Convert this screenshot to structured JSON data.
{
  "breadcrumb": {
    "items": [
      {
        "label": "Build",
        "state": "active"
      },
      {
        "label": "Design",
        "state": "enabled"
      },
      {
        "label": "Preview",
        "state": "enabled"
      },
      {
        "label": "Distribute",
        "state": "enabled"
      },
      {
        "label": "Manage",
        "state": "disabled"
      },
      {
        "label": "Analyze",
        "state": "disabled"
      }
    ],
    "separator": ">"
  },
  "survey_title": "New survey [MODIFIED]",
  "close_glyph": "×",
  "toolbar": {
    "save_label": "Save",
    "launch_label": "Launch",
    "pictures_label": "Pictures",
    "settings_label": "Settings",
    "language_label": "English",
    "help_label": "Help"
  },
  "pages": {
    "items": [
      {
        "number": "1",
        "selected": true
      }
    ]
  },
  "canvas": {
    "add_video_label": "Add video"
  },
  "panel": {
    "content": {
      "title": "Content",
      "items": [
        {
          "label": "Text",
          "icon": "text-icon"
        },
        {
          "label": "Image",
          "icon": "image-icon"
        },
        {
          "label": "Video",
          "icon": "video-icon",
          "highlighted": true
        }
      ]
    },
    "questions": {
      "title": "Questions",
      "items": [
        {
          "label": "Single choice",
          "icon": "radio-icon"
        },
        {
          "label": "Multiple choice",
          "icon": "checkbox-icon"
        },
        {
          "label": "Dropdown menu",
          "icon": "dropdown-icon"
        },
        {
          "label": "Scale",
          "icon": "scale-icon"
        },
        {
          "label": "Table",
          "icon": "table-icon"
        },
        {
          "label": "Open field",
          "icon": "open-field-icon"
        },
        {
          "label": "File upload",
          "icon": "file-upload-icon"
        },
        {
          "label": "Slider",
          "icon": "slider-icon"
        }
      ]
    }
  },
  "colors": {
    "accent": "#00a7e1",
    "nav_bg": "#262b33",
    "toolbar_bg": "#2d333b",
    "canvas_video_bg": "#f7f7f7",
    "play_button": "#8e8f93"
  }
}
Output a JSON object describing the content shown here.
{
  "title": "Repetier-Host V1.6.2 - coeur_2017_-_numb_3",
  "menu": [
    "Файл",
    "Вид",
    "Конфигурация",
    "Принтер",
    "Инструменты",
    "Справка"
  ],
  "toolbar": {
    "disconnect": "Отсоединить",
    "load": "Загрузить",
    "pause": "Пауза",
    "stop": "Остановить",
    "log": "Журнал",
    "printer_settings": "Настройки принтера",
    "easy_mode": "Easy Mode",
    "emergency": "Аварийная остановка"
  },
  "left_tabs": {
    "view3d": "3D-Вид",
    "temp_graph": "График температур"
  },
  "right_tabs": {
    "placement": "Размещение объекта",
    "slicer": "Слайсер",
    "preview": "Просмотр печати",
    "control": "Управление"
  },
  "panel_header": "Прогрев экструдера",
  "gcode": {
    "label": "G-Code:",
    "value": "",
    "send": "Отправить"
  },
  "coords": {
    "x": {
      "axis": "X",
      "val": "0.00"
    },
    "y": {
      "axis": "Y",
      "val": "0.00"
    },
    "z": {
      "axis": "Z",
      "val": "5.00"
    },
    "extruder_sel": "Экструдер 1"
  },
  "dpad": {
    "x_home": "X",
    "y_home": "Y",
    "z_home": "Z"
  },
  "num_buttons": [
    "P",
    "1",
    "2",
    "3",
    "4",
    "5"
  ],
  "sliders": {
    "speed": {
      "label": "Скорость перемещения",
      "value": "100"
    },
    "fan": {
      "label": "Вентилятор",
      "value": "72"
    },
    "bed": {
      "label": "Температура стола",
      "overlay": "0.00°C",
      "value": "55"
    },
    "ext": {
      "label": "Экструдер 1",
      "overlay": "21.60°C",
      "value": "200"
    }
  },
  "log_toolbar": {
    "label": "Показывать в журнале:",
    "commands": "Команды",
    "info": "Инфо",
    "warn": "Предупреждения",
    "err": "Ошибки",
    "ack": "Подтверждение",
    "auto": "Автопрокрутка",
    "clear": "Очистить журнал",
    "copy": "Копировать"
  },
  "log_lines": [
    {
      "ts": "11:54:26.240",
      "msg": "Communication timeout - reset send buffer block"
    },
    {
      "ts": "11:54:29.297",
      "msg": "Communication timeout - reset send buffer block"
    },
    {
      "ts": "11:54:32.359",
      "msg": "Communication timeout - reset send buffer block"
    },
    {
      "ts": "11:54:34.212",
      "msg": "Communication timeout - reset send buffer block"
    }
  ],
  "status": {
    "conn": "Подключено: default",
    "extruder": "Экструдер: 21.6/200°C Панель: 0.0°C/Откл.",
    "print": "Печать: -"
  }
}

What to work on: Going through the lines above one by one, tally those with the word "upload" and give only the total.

Problem solution: 2